On Friday, I was headed to Sheung Wan and for whatever reason, I realized I had a camera in my purse. Before taking the MTR, I went to the West Kowloon Waterfront Promenade. It's a nice looking waterfront park, but they're redecorating for the New Year, so some of it is closed off and there are cones and tape everywhere.

West Kowloon Waterfront Promenade

The park borders the Yau Ma Tei Typhoon Shelter off the west coast of Kowloon. The typhoon shelter is easily visible from the ICC, Kowloon Station, the Arch, the Cullinan and my apartment – which is in none of those astronomically expensive buildings. But I can see it in this picture.

Yau Ma Tei Typhoon Shelter

Kowloon Station, Cullinan, Arch, ICC

You have to cross a busy street to get to the MTR from Nursery Park.

Western Harbour Crossing

Once inside, there might be a few people. Especially on a Friday. Or Saturday. Or Sunday, Monday, Tuesday, Wednesday, Thursday.

Kowloon Station

Two MTR stops later, I was in Sheung Wan. I was picking up some snacks. This is exactly the kind of street that has some of the best snacks in Hong Kong.

Wing Wo St, just off Des Voeux Rd Central

From Des Voeux Rd, you're going to pass the Grand Millennium Plaza to get to the MTR. At least if you're on that side of the station, exit E2 - I think. I was just passing through, and I remembered about my camera, and they always have one holiday display or another. I'm not really sure why anyone would go there otherwise.

Grand Millennium Plaza, Sheung Wan

Tuesday, February 6, 2018

Hailey's Novel Diary – 2/6/18

Acting Like Adults comes out on Wednesday, with a full release of all formats on February 14. Everyone should buy a copy before the movie comes out and they change everything. Then, buy another copy to see all the differences. I would recommend buying multiple copies of each edition. Sometimes you lose a book or loan it out to a friend and they never give it back. Just to be safe, maybe buy a dozen or two. I've been out of work for a while.

Acting Like Adults is about a group of people in Los Angeles who follow their dreams and want to make it in the entertainment industry – movies, music, TV, theater. Most of the story is how they go about getting there.
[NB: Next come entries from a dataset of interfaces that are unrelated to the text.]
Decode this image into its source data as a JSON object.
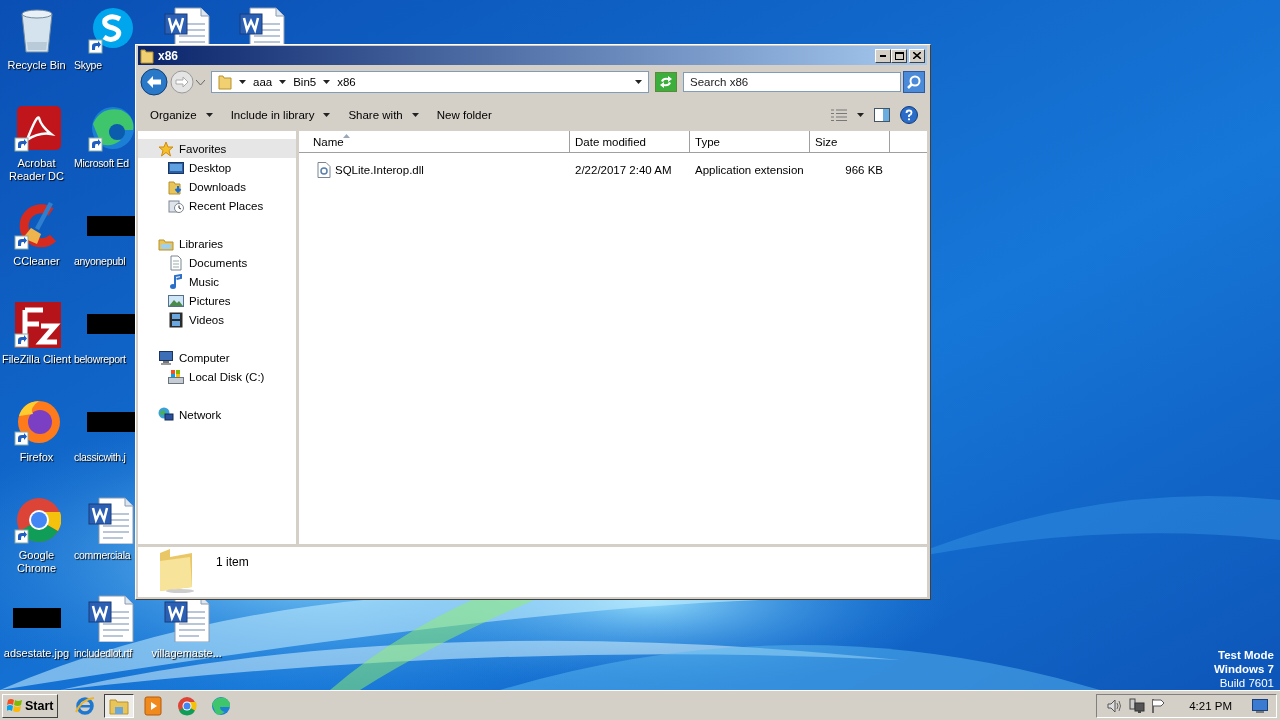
{
  "desktop": {
    "icons": [
      {
        "label": "Recycle Bin",
        "kind": "recycle",
        "shortcut": false
      },
      {
        "label": "Acrobat Reader DC",
        "kind": "acrobat",
        "shortcut": true
      },
      {
        "label": "CCleaner",
        "kind": "ccleaner",
        "shortcut": true
      },
      {
        "label": "FileZilla Client",
        "kind": "filezilla",
        "shortcut": true
      },
      {
        "label": "Firefox",
        "kind": "firefox",
        "shortcut": true
      },
      {
        "label": "Google Chrome",
        "kind": "chrome",
        "shortcut": true
      },
      {
        "label": "adsestate.jpg",
        "kind": "redacted",
        "shortcut": false
      },
      {
        "label": "Skype",
        "kind": "skype",
        "shortcut": true
      },
      {
        "label": "Microsoft Ed",
        "kind": "edge",
        "shortcut": true
      },
      {
        "label": "anyonepubl",
        "kind": "redacted",
        "shortcut": false
      },
      {
        "label": "belowreport",
        "kind": "redacted",
        "shortcut": false
      },
      {
        "label": "classicwith.j",
        "kind": "redacted",
        "shortcut": false
      },
      {
        "label": "commerciala",
        "kind": "word",
        "shortcut": false
      },
      {
        "label": "includedlot.rtf",
        "kind": "word",
        "shortcut": false
      },
      {
        "kind": "word",
        "shortcut": false
      },
      {
        "label": "villagemaste...",
        "kind": "word",
        "shortcut": false
      },
      {
        "kind": "word",
        "shortcut": false
      }
    ],
    "system_text": [
      "Test Mode",
      "Windows 7",
      "Build 7601"
    ]
  },
  "window": {
    "title": "x86",
    "breadcrumb": [
      "aaa",
      "Bin5",
      "x86"
    ],
    "search": {
      "placeholder": "Search x86"
    },
    "toolbar": [
      {
        "label": "Organize",
        "has_menu": true
      },
      {
        "label": "Include in library",
        "has_menu": true
      },
      {
        "label": "Share with",
        "has_menu": true
      },
      {
        "label": "New folder",
        "has_menu": false
      }
    ],
    "nav": [
      {
        "label": "Favorites",
        "kind": "star",
        "selected": true,
        "children": [
          {
            "label": "Desktop",
            "kind": "desktop",
            "selected": false
          },
          {
            "label": "Downloads",
            "kind": "downloads",
            "selected": false
          },
          {
            "label": "Recent Places",
            "kind": "recent",
            "selected": false
          }
        ]
      },
      {
        "label": "Libraries",
        "kind": "libraries",
        "selected": false,
        "children": [
          {
            "label": "Documents",
            "kind": "documents",
            "selected": false
          },
          {
            "label": "Music",
            "kind": "music",
            "selected": false
          },
          {
            "label": "Pictures",
            "kind": "pictures",
            "selected": false
          },
          {
            "label": "Videos",
            "kind": "videos",
            "selected": false
          }
        ]
      },
      {
        "label": "Computer",
        "kind": "computer",
        "selected": false,
        "children": [
          {
            "label": "Local Disk (C:)",
            "kind": "disk",
            "selected": false
          }
        ]
      },
      {
        "label": "Network",
        "kind": "network",
        "selected": false
      }
    ],
    "columns": [
      {
        "label": "Name",
        "sorted": true
      },
      {
        "label": "Date modified",
        "sorted": false
      },
      {
        "label": "Type",
        "sorted": false
      },
      {
        "label": "Size",
        "sorted": false
      }
    ],
    "rows": [
      {
        "name": "SQLite.Interop.dll",
        "date_modified": "2/22/2017 2:40 AM",
        "type": "Application extension",
        "size": "966 KB"
      }
    ],
    "status": "1 item"
  },
  "taskbar": {
    "start": "Start",
    "apps": [
      {
        "kind": "ie",
        "active": false
      },
      {
        "kind": "explorer",
        "active": true
      },
      {
        "kind": "media",
        "active": false
      },
      {
        "kind": "chrome",
        "active": false
      },
      {
        "kind": "edge",
        "active": false
      }
    ],
    "clock": "4:21 PM"
  }
}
Some of the characters are more successful than others. Some have more experience. Some have less. People betray each other and their own principles. There is plenty of rivalry, competition and backstabbing. Relationships come and go. Friendships are made, strained, twisted and torn apart. All that good stuff.

Part of the story involves a Harvey Weinstein character. That's a coincidence. A coincidence with really great timing, but still a coincidence. I created the character right before the whole Weinstein thing exploded. He never crossed my mind when writing the character. I knew about some of the rumors, and wasn't at all surprised when everything came out, but I didn't know any details.

My Weinsteinish character is a movie producer who treats women deplorably. He could be based on any number of Hollywood power players over the years. Harry Cohn used to brag about bedding every ingénue on his payroll. Sexual harassment in corporate America is nothing new. He only seems like Weinstein now because of current events. Had this book come out a year earlier, people would think the character was based on someone else.

I think it's a pretty good book. Obviously, I'm not an impartial observer. When you create fictional characters, it's easy to form an attachment to them that the general public might not see. But I've read the book several times and there are still parts that make me laugh, a line or two that makes me feel nostalgic and a couple of scenes that piss me off. With movies, you can have a preview and see if the audience laughs and cries in all the right places. With books, you never know how the reader feels. I hope someone out there reads it the way I do.